An Underappreciated Story
Bull Run. Vicksburg. Antietam. The names of these famous American Civil War battles ring out through history, but did you know that one of the most critical battles of the war took place right here in Washington, DC? In fact, if you are reading this from your home in Shepherd Park or Takoma, it is possible that the Confederate “Army of the Valley” encamped right in your backyard! On Saturday, July 8th, the National Park Service commemorated the 153rd Anniversary of the Battle of Fort Stevens. American Civil War history buffs and local residents enjoyed a beautiful, breezy day as they took in demonstrations, period music and a visit to the Battleground National Cemetery.
A Day of New Experiences
From the start, the grounds of Fort Stevens buzzed with activity. Under the big tent, Park Service Program Manager Kym Elder opened the program with a hearty welcome. Musical presentations, and comments from Generals Ulysses S. Grant and Robert E. Lee, portrayed by Ken Serfas and Frank Orlando, followed. The keynote speech, given by Civil War scholar Dr. Edna Greene Medford, was entitled, “Arc to Equality – Civil War to Civil Rights”. Dr. Greene Medford is the current chair of Howard University’s Department of History and the author of several books on 19th century African-American life.

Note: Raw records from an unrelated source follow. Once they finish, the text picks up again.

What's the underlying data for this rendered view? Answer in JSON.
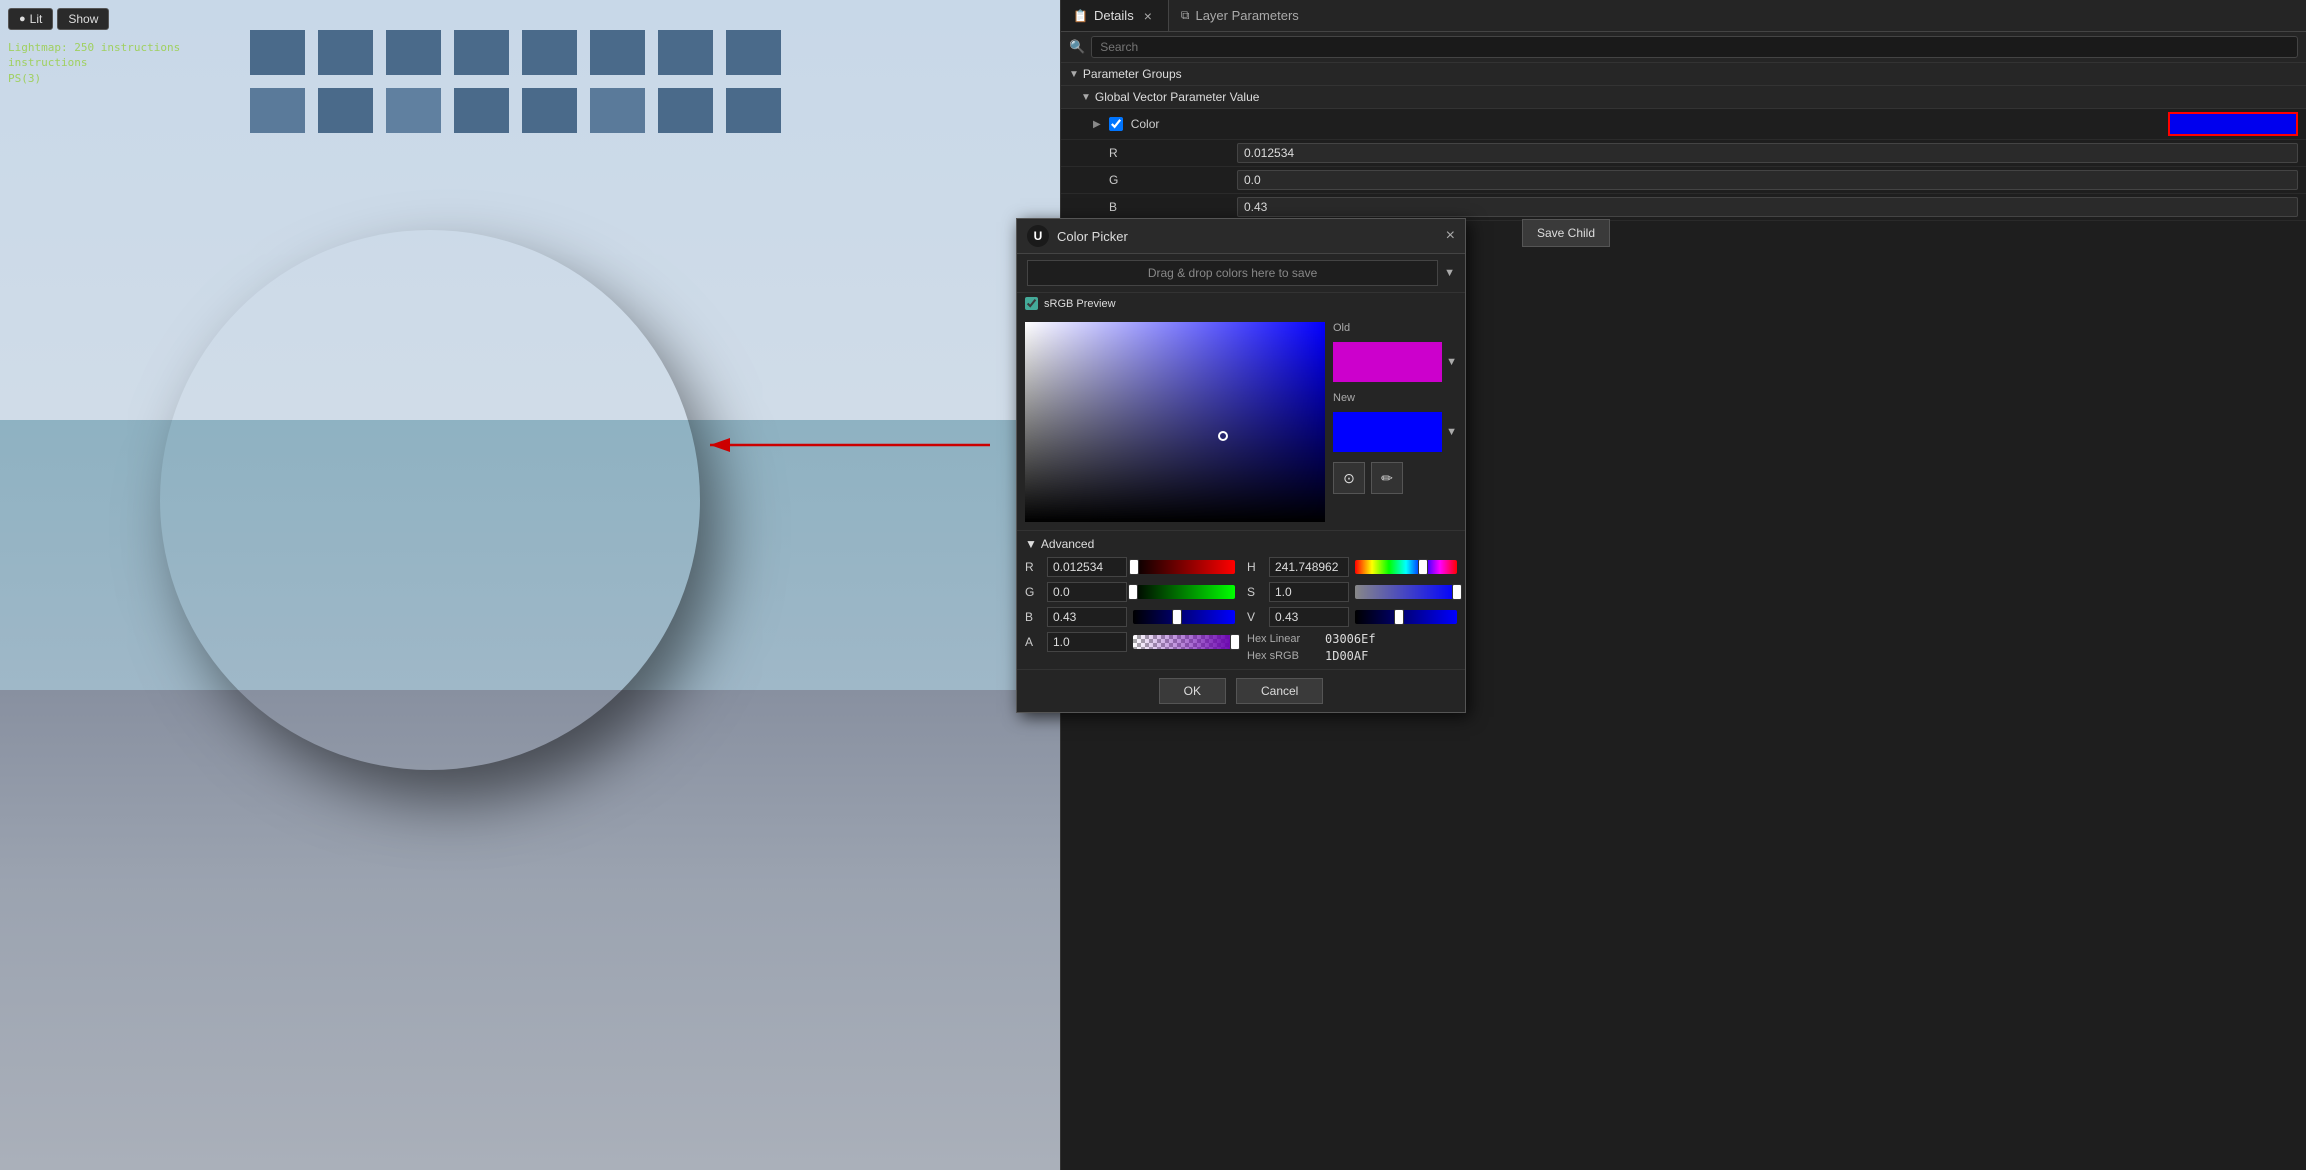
{
  "toolbar": {
    "lit_label": "Lit",
    "show_label": "Show"
  },
  "debug": {
    "line1": "Lightmap: 250 instructions",
    "line2": "instructions",
    "line3": "PS(3)"
  },
  "details_panel": {
    "title": "Details",
    "close_icon": "×",
    "layer_params_title": "Layer Parameters",
    "search_placeholder": "Search"
  },
  "parameter_groups": {
    "label": "Parameter Groups",
    "global_vector": "Global Vector Parameter Value",
    "color_param": "Color",
    "r_label": "R",
    "g_label": "G",
    "b_label": "B",
    "r_value": "0.012534",
    "g_value": "0.0",
    "b_value": "0.43"
  },
  "color_picker": {
    "title": "Color Picker",
    "ue_logo": "U",
    "close_icon": "×",
    "save_child_label": "Save Child",
    "drag_drop_label": "Drag & drop colors here to save",
    "srgb_label": "sRGB Preview",
    "old_label": "Old",
    "new_label": "New",
    "advanced_label": "Advanced",
    "r_label": "R",
    "g_label": "G",
    "b_label": "B",
    "a_label": "A",
    "h_label": "H",
    "s_label": "S",
    "v_label": "V",
    "r_value": "0.012534",
    "g_value": "0.0",
    "b_value": "0.43",
    "a_value": "1.0",
    "h_value": "241.748962",
    "s_value": "1.0",
    "v_value": "0.43",
    "hex_linear_label": "Hex Linear",
    "hex_linear_value": "03006Ef",
    "hex_srgb_label": "Hex sRGB",
    "hex_srgb_value": "1D00AF",
    "ok_label": "OK",
    "cancel_label": "Cancel",
    "color_tool_wheel": "⊙",
    "color_tool_picker": "✏"
  }
}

After the lectures, the action moved to the battlefield, or rather the parade ground. Fully garbed reenactors led an expert demonstration of rifle handing and firing. Witnessing the precision and coordination required to turn these early firearms into a shower of deadly flying lead was quite impressive.

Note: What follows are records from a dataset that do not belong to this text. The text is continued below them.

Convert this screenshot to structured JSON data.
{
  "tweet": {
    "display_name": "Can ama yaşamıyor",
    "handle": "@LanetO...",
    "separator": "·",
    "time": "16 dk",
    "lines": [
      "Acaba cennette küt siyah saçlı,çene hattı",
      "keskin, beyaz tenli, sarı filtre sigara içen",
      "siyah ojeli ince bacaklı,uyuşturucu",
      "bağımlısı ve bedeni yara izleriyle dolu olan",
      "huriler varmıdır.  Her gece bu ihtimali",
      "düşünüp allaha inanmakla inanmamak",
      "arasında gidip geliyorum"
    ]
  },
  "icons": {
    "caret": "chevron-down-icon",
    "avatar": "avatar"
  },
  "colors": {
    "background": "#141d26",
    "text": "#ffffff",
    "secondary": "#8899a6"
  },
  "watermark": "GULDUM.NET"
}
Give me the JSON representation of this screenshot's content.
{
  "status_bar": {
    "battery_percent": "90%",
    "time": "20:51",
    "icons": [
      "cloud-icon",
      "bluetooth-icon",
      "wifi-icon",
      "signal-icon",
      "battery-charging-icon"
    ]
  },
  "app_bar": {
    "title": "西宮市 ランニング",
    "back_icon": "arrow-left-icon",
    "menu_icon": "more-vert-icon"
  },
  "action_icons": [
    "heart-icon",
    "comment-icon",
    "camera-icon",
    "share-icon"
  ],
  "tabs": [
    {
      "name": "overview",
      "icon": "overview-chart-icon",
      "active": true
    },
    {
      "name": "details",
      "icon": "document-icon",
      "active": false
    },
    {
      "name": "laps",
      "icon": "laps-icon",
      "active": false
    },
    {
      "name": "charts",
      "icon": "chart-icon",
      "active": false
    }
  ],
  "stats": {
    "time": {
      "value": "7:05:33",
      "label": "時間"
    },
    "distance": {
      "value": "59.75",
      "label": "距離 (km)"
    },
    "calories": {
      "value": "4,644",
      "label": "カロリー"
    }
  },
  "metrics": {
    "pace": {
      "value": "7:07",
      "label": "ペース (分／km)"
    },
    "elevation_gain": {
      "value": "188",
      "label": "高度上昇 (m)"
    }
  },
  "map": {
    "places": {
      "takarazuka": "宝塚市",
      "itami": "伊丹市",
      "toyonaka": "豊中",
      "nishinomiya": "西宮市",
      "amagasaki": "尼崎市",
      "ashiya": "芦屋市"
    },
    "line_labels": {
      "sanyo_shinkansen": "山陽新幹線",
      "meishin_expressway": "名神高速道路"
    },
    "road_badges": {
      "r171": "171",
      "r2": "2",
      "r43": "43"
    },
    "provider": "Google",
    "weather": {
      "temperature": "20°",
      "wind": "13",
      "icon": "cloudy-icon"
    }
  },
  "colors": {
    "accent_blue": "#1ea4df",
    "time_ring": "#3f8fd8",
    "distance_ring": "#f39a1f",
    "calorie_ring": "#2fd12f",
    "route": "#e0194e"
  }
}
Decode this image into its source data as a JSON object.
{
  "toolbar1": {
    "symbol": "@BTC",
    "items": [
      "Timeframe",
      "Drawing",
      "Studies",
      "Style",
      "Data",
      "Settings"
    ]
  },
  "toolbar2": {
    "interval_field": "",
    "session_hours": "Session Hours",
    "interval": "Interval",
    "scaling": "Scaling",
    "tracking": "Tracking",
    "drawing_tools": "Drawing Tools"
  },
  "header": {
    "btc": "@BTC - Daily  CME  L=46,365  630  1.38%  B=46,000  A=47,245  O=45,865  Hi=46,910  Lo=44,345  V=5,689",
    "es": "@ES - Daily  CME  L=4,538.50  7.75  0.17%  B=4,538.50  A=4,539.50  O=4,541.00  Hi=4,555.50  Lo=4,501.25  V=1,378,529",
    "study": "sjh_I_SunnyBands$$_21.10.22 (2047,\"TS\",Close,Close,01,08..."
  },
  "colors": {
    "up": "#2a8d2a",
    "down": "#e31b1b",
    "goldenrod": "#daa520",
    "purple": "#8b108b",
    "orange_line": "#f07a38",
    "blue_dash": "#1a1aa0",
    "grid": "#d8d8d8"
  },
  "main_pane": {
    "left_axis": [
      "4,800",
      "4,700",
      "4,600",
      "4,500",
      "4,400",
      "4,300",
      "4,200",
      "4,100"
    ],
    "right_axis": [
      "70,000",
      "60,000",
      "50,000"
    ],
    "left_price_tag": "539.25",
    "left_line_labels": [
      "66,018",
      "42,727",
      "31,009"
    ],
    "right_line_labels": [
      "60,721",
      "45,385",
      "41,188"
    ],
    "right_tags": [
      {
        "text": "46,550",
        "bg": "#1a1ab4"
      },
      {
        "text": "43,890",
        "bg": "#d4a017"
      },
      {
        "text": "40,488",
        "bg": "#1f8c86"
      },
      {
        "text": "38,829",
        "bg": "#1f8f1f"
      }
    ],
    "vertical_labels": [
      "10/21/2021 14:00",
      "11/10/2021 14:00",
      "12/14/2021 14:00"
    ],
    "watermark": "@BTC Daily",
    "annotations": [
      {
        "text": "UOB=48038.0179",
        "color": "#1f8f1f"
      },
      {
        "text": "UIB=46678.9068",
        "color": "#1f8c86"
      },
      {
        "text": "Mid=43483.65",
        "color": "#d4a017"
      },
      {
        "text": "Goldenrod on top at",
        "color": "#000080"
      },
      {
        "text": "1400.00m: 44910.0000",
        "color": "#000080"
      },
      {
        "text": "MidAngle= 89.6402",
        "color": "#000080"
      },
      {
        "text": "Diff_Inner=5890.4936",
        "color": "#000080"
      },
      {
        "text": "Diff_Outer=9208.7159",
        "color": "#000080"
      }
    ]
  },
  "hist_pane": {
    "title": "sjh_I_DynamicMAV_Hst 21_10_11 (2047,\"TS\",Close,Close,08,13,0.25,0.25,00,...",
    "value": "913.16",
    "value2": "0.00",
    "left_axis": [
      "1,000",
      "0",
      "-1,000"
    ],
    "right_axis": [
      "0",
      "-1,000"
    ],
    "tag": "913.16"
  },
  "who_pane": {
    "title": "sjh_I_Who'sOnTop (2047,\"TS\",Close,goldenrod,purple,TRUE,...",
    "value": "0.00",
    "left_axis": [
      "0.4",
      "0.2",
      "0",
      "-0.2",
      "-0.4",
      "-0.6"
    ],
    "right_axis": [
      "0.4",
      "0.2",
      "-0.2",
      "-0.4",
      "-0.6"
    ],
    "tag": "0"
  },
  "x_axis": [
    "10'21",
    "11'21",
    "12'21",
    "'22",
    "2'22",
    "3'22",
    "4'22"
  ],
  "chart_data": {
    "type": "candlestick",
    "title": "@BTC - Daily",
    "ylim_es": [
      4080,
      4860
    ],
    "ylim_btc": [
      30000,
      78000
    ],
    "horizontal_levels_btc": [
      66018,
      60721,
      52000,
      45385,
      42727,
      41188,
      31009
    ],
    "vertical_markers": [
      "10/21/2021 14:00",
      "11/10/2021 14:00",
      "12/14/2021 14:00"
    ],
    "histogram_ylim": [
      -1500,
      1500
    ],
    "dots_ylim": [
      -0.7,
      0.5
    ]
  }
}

Among the many living demonstrations that were present, Dr. Jon Willen displayed artifacts from his antique Civil War era medical device collection. Mr. Kevin Knapp shared the adventures of Thaddeus Lowe, Balloon Corp Aeronaut. Can you imagine doing reconnaissance work over a live battlefield while flying in this basket?
A Walk Through History
Later, a large group of attendees walked about a half mile from the Fort to the current site of the Walter Reed campus. An amazing fact about this multi-block stroll is that it represented the distance that Confederate sharpshooters were firing at Fort Stevens – 1,000 yards! In fact, we visited the exact spot where those snipers climbed in a tree and nearly shot President Abraham Lincoln as he watched the battle. The fort surgeon was hit instead. That is a shot that certainly would have changed the course of history. Ranger Steve from the Park Service did a marvelous job storytelling and recounting the reasons why General Lee sent Jubal Early and his army to attack Washington in the first place. The actions of individual commanders and soldiers made all the difference during that two day battle.
The day’s journey ended at the Battleground National Cemetery on Georgia Avenue, where 41 Union soldiers are buried. Neighbor and local historian Gordon Berg gave a touching tribute to the men who were laid to rest in America’s third smallest National Cemetery. Their stories, and those of their Confederate contemporaries, are heart-touching. Proceedings concluded with the laying of flags at the grave markers. A bugler played “Taps” as we recessed.
In summary, I certainly learned a lot of new information from this visit to this important local historical resource. This day has sparked an interest in learning more about the Civil War period and visiting other nearby battlefields. I am looking forward to next year’s event!